Because independent IT security specialists had found and reported the breaches, they could be closed before something bad happened and the data was compromised. Fortunately. It would have been unthinkable if this delicate information had fallen into the wrong hands. Not only was it openly available on the Internet, but it could also be manipulated – injected or non-injected vaccinations could be deleted or added. And with Swisstransplant, one could unexpectedly be made an organ donor. Because it could no longer be ascertained which entries were «genuine,» the platform was discontinued in October 2022, and all entries were deleted. Thus, at least theoretically, 130 000 potential donor organs that would be urgently needed were and are still missing today. Incidentally, the successor platform will not be ready until 2025 at the earliest – and it is far from certain that it will be operated securely and that all those who have been willing to donate up to now will again register neatly.

Trust squandered

The federal government has not covered itself with glory in the health sector of all places – hardly anywhere else is more sensitive data at stake. And that is a complete understatement. The Federal Office of Public Health (FOPH) has failed to protect citizens› most personal data because it has not selected service providers carefully enough and has not monitored their work enough. Yet it is the central task of the state to protect the data entrusted to it from loss and unauthorized access. It failed to do so in all three cases described.
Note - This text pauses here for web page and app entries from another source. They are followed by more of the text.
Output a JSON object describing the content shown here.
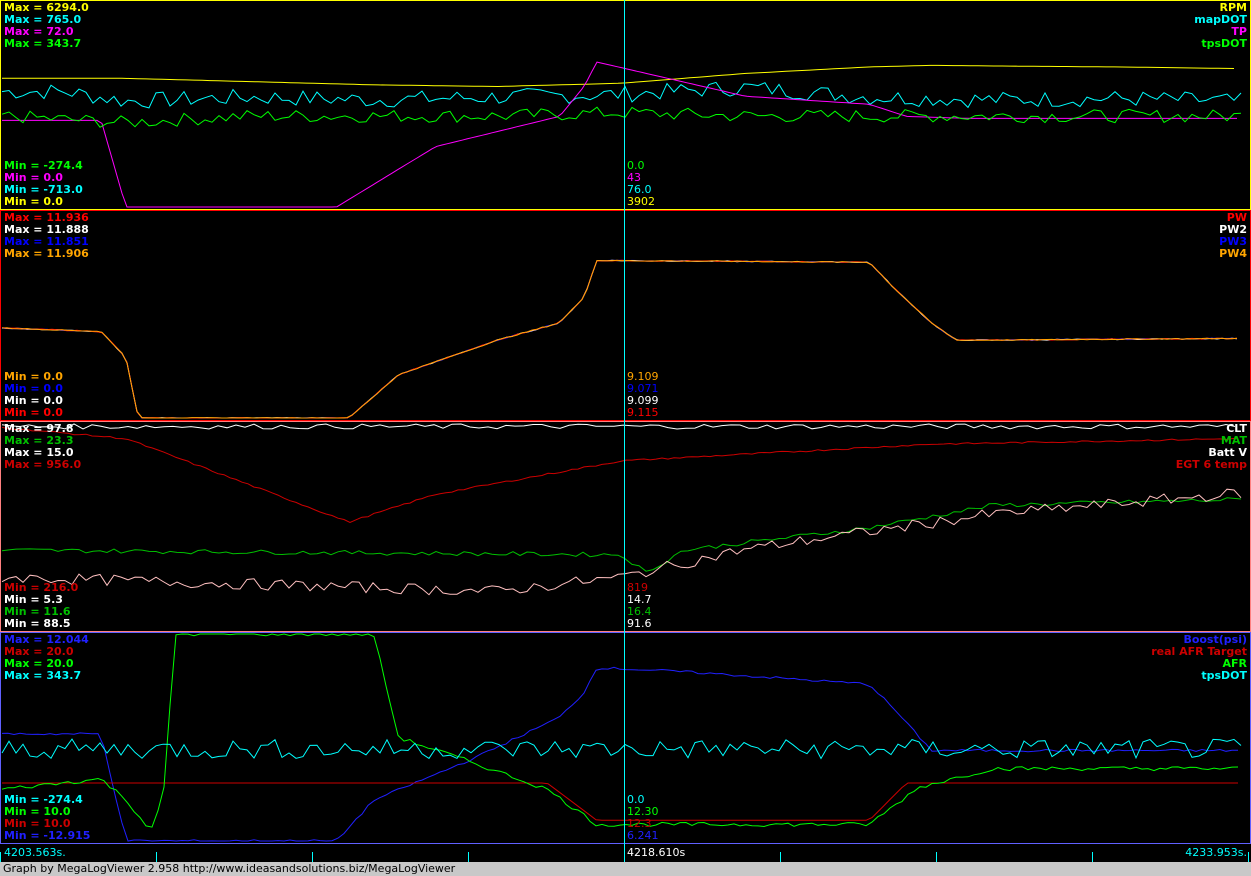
{
  "footer": {
    "credit": "Graph by MegaLogViewer 2.958 http://www.ideasandsolutions.biz/MegaLogViewer"
  },
  "time_axis": {
    "start": "4203.563s.",
    "cursor": "4218.610s",
    "end": "4233.953s."
  },
  "chart_data": [
    {
      "type": "line",
      "panel": 1,
      "border_color": "#ffff00",
      "x": [
        4203.563,
        4233.953
      ],
      "series": [
        {
          "name": "RPM",
          "color": "#ffff00",
          "max_label": "Max = 6294.0",
          "min_label": "Min = 0.0",
          "cursor_value": "3902",
          "points": [
            [
              0,
              3950
            ],
            [
              0.1,
              3950
            ],
            [
              0.2,
              3850
            ],
            [
              0.3,
              3750
            ],
            [
              0.4,
              3700
            ],
            [
              0.5,
              3800
            ],
            [
              0.6,
              4100
            ],
            [
              0.7,
              4300
            ],
            [
              0.75,
              4350
            ],
            [
              0.8,
              4330
            ],
            [
              0.9,
              4300
            ],
            [
              1.0,
              4250
            ]
          ]
        },
        {
          "name": "mapDOT",
          "color": "#00ffff",
          "max_label": "Max = 765.0",
          "min_label": "Min = -713.0",
          "cursor_value": "76.0",
          "points": [
            [
              0,
              120
            ],
            [
              0.05,
              120
            ],
            [
              0.1,
              50
            ],
            [
              0.2,
              80
            ],
            [
              0.3,
              60
            ],
            [
              0.4,
              80
            ],
            [
              0.5,
              100
            ],
            [
              0.6,
              150
            ],
            [
              0.7,
              80
            ],
            [
              0.8,
              60
            ],
            [
              0.9,
              70
            ],
            [
              1.0,
              50
            ]
          ]
        },
        {
          "name": "TP",
          "color": "#ff00ff",
          "max_label": "Max = 72.0",
          "min_label": "Min = 0.0",
          "cursor_value": "43",
          "points": [
            [
              0,
              43
            ],
            [
              0.08,
              43
            ],
            [
              0.1,
              0
            ],
            [
              0.27,
              0
            ],
            [
              0.35,
              30
            ],
            [
              0.45,
              45
            ],
            [
              0.47,
              60
            ],
            [
              0.48,
              72
            ],
            [
              0.6,
              55
            ],
            [
              0.7,
              51
            ],
            [
              0.73,
              45
            ],
            [
              0.78,
              44
            ],
            [
              0.95,
              44
            ],
            [
              1.0,
              44
            ]
          ]
        },
        {
          "name": "tpsDOT",
          "color": "#00ff00",
          "max_label": "Max = 343.7",
          "min_label": "Min = -274.4",
          "cursor_value": "0.0",
          "points": [
            [
              0,
              0
            ],
            [
              0.1,
              -20
            ],
            [
              0.2,
              0
            ],
            [
              0.4,
              0
            ],
            [
              0.5,
              10
            ],
            [
              0.6,
              0
            ],
            [
              0.8,
              0
            ],
            [
              1.0,
              0
            ]
          ]
        }
      ]
    },
    {
      "type": "line",
      "panel": 2,
      "border_color": "#ff0000",
      "x": [
        4203.563,
        4233.953
      ],
      "series": [
        {
          "name": "PW",
          "color": "#ff0000",
          "max_label": "Max = 11.936",
          "min_label": "Min = 0.0",
          "cursor_value": "9.115"
        },
        {
          "name": "PW2",
          "color": "#ffffff",
          "max_label": "Max = 11.888",
          "min_label": "Min = 0.0",
          "cursor_value": "9.099"
        },
        {
          "name": "PW3",
          "color": "#0000ff",
          "max_label": "Max = 11.851",
          "min_label": "Min = 0.0",
          "cursor_value": "9.071"
        },
        {
          "name": "PW4",
          "color": "#ffa500",
          "max_label": "Max = 11.906",
          "min_label": "Min = 0.0",
          "cursor_value": "9.109",
          "points": [
            [
              0,
              5.2
            ],
            [
              0.08,
              5.0
            ],
            [
              0.1,
              3.5
            ],
            [
              0.11,
              0
            ],
            [
              0.28,
              0
            ],
            [
              0.32,
              2.5
            ],
            [
              0.4,
              4.5
            ],
            [
              0.45,
              5.5
            ],
            [
              0.47,
              7.0
            ],
            [
              0.48,
              9.1
            ],
            [
              0.7,
              9.0
            ],
            [
              0.72,
              7.5
            ],
            [
              0.75,
              5.5
            ],
            [
              0.77,
              4.5
            ],
            [
              0.8,
              4.5
            ],
            [
              1.0,
              4.6
            ]
          ]
        }
      ]
    },
    {
      "type": "line",
      "panel": 3,
      "border_color": "#ff8080",
      "x": [
        4203.563,
        4233.953
      ],
      "series": [
        {
          "name": "CLT",
          "color": "#ffffff",
          "max_label": "Max = 97.8",
          "min_label": "Min = 88.5",
          "cursor_value": "91.6"
        },
        {
          "name": "MAT",
          "color": "#00c000",
          "max_label": "Max = 23.3",
          "min_label": "Min = 11.6",
          "cursor_value": "16.4"
        },
        {
          "name": "Batt V",
          "color": "#ffffff",
          "max_label": "Max = 15.0",
          "min_label": "Min = 5.3",
          "cursor_value": "14.7"
        },
        {
          "name": "EGT 6 temp",
          "color": "#cc0000",
          "max_label": "Max = 956.0",
          "min_label": "Min = 216.0",
          "cursor_value": "819"
        }
      ]
    },
    {
      "type": "line",
      "panel": 4,
      "border_color": "#6060ff",
      "x": [
        4203.563,
        4233.953
      ],
      "series": [
        {
          "name": "Boost(psi)",
          "color": "#2020ff",
          "max_label": "Max = 12.044",
          "min_label": "Min = -12.915",
          "cursor_value": "6.241"
        },
        {
          "name": "real AFR Target",
          "color": "#cc0000",
          "max_label": "Max = 20.0",
          "min_label": "Min = 10.0",
          "cursor_value": "12.3"
        },
        {
          "name": "AFR",
          "color": "#00ff00",
          "max_label": "Max = 20.0",
          "min_label": "Min = 10.0",
          "cursor_value": "12.30"
        },
        {
          "name": "tpsDOT",
          "color": "#00ffff",
          "max_label": "Max = 343.7",
          "min_label": "Min = -274.4",
          "cursor_value": "0.0"
        }
      ]
    }
  ]
}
Worse still, the actions of the federal government are protected by parliament. The National Council’s Business Audit Committee (Geschäftsprüfungskommission, GPK) gives the FOPH good marks in the case of and finds that the federal office «acted appropriately» with regard to data security. The politicians judge that sufficient attention was paid to the data protection aspect. If I may say so, that is ridiculous. In a press release dated April 2023, the Foundation for Consumer Protection describes this verdict as «appalling». Such «approval of irresponsibility» when it comes to the security of personal data is all the more worrying because the federal government has several extremely sensitive digitization projects in the pipeline, including the e-patient dossier, electronic identity (e-ID) and e-voting, said Sara Stalder, managing director of the consumer protection foundation. And she is absolutely right.

One really wonders how the GPK can reach such a verdict when it can be proven that the simplest of data protection requirements have not been complied with and hundreds of thousands of data have ended up on the net. Is it ignorance or even intent? Probably neither. Much more likely is disinterest and a lack of competence in the digital sphere. Many parliamentarians can barely spell «IT,» but their digital competence ends there shortly thereafter. There are indeed politicians like Jacqueline Badran or Mauro Tuena who have the relevant know-how by virtue of their profession, but they do not…